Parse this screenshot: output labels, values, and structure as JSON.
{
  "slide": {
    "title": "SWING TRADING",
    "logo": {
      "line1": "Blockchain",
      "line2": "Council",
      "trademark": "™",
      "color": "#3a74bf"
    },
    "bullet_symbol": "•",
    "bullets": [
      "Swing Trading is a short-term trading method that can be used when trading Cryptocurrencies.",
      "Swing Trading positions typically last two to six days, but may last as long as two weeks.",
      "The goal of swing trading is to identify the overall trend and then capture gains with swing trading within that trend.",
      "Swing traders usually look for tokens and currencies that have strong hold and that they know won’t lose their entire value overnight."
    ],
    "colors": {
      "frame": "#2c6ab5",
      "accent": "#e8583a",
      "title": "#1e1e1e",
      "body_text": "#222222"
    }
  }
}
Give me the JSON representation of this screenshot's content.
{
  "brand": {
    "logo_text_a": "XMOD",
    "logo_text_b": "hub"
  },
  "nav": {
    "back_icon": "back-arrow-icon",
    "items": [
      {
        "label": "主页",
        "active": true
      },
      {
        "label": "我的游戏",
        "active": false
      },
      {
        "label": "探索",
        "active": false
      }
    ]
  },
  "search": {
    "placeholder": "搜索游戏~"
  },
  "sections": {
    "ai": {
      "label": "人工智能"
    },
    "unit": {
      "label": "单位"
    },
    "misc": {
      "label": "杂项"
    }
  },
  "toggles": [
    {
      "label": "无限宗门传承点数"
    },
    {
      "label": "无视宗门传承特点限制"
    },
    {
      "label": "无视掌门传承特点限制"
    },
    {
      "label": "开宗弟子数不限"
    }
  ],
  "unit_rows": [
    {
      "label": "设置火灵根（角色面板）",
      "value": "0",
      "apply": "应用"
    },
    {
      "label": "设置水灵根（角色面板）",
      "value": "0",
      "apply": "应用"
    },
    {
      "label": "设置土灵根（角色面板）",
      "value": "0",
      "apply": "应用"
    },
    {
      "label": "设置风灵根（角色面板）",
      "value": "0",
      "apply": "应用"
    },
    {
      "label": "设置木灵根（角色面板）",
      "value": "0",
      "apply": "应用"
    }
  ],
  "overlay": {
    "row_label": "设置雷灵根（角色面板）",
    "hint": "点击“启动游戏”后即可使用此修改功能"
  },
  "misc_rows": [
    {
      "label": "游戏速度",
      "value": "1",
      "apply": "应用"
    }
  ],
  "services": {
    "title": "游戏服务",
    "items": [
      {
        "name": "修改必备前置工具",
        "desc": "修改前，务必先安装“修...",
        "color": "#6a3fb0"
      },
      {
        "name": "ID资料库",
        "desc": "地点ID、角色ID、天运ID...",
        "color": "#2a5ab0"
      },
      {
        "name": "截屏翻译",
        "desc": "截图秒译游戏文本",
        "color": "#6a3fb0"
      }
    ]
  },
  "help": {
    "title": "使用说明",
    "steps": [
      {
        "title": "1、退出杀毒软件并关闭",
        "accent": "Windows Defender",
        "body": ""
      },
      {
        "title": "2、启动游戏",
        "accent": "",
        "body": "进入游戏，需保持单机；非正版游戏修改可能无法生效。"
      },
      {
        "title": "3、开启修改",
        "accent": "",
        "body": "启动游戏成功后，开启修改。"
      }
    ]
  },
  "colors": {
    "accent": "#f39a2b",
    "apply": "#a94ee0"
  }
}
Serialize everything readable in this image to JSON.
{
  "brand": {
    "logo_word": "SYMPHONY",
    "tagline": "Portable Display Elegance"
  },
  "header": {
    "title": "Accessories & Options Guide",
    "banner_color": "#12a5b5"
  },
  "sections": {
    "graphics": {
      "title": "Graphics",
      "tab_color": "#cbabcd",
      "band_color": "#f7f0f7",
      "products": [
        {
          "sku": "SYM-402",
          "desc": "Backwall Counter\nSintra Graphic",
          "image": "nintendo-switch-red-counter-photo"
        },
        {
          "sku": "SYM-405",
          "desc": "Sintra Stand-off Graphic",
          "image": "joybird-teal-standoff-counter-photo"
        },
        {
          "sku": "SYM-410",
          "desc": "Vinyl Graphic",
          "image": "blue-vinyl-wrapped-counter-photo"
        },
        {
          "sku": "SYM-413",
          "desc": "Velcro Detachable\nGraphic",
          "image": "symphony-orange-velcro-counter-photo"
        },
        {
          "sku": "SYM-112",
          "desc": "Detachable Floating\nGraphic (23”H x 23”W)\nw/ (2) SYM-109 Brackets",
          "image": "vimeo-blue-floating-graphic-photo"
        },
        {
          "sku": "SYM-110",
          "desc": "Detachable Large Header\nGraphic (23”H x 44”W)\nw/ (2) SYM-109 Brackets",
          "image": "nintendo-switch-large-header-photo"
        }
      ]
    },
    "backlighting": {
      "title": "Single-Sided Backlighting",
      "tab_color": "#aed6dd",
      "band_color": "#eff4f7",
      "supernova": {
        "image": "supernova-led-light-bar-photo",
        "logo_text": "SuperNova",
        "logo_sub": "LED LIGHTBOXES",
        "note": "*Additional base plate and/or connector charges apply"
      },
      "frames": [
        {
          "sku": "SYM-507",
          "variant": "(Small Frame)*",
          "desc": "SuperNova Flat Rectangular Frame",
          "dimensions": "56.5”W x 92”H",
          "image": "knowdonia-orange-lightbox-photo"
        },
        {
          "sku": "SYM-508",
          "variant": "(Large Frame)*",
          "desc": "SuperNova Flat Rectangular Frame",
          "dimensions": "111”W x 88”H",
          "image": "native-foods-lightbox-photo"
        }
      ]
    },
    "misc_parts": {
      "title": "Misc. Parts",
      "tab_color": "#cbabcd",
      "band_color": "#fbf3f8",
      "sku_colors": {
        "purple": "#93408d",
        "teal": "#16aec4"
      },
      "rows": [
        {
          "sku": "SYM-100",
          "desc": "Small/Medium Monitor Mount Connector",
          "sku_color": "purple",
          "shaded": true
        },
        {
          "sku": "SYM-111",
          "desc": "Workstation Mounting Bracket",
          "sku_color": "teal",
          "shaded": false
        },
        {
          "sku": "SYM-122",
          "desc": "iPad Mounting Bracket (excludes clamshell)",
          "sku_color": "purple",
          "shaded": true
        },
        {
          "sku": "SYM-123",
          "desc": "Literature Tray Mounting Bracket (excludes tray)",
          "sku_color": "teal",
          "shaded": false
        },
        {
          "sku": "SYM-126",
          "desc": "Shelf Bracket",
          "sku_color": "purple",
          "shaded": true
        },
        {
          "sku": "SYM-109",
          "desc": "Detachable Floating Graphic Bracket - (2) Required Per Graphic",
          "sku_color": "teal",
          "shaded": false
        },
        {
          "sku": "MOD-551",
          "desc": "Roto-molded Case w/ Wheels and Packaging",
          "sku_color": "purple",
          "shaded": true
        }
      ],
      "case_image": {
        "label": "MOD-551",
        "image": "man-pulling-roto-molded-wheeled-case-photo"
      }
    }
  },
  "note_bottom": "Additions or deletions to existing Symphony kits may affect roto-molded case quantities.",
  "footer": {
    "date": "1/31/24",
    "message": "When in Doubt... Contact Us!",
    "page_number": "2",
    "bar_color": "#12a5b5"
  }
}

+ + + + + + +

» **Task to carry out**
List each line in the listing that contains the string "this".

» **Answer**
Parse this screenshot: output labels, values, and structure as JSON.
Give me the JSON representation of this screenshot's content.
Serialize everything readable in this image to JSON.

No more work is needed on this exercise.